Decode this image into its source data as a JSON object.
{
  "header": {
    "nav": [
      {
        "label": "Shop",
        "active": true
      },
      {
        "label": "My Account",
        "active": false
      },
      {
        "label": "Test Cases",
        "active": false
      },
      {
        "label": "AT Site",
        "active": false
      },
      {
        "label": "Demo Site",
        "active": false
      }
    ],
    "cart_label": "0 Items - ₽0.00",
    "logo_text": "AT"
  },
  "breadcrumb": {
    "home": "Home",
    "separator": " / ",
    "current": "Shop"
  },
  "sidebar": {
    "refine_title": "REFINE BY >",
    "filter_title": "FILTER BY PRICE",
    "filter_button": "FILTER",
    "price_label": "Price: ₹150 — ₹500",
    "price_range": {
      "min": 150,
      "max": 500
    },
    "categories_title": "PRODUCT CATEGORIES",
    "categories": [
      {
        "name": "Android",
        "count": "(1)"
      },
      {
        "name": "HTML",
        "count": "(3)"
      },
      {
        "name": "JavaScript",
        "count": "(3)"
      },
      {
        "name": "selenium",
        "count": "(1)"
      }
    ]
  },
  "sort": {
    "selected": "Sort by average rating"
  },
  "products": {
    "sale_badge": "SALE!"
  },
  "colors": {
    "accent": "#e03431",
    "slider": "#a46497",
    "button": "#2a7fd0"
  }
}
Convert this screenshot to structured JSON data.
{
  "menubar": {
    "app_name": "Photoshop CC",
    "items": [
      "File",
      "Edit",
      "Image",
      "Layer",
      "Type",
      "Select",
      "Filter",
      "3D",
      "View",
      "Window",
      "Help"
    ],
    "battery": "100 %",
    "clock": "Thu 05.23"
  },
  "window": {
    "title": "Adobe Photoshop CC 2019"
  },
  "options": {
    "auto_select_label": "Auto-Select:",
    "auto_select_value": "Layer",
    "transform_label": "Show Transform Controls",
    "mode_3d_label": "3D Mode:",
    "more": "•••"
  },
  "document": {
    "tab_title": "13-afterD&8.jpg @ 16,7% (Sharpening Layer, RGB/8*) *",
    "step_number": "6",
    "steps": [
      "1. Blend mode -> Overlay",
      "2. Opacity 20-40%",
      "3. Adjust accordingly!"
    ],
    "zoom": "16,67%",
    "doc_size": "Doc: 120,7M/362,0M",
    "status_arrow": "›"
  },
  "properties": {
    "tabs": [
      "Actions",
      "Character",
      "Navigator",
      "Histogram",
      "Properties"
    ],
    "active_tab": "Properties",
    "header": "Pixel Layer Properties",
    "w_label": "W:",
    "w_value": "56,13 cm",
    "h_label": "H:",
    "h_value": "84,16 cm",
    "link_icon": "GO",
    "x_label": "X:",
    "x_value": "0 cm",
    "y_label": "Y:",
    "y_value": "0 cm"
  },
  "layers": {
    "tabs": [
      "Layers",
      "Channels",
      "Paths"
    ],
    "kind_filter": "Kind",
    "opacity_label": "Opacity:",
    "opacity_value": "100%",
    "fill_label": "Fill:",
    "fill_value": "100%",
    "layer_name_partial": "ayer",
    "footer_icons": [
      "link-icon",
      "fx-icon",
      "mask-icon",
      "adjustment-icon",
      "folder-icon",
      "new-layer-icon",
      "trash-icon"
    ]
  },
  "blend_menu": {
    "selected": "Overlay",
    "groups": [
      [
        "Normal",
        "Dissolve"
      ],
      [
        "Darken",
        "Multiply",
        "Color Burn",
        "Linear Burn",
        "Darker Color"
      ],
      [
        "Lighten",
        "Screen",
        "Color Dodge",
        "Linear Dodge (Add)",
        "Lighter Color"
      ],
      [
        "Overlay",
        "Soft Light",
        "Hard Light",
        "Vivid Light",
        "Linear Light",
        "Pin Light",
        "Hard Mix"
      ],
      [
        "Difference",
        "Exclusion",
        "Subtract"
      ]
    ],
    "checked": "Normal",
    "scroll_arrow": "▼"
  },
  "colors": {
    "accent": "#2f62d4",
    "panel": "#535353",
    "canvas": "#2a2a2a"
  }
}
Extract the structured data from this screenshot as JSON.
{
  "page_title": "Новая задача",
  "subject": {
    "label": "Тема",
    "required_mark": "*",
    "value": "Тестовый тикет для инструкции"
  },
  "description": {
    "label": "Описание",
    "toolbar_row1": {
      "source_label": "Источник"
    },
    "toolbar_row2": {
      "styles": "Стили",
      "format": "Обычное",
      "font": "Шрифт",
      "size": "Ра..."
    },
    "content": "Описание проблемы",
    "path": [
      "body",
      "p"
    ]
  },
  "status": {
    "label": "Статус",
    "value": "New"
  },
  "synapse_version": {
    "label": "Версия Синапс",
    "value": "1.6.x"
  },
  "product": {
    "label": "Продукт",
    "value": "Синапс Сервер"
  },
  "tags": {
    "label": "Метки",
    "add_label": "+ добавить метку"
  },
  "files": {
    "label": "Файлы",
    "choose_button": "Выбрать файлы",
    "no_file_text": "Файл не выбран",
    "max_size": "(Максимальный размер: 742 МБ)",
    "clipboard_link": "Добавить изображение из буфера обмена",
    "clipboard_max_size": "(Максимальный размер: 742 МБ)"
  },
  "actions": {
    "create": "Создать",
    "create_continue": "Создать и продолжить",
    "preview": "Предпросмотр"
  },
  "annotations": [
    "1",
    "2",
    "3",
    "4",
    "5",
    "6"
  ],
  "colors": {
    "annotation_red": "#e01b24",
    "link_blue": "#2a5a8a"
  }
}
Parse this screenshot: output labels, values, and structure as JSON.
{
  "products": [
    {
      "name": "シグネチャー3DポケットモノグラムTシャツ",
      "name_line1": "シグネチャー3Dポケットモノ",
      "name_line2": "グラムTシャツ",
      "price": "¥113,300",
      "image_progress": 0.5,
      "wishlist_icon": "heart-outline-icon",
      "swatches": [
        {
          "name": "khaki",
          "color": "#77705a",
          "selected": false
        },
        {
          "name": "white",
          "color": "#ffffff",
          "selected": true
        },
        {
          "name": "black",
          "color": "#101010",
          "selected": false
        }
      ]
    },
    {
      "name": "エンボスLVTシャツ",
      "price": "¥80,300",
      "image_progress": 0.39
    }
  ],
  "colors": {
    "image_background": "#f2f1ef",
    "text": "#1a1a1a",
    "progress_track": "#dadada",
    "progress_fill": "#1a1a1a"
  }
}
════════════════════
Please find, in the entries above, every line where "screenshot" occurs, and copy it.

- _EXPECTED OUTPUT_:
Convert this screenshot to structured JSON data.
Extract the structured data from this screenshot as JSON.
Parse this screenshot: output labels, values, and structure as JSON.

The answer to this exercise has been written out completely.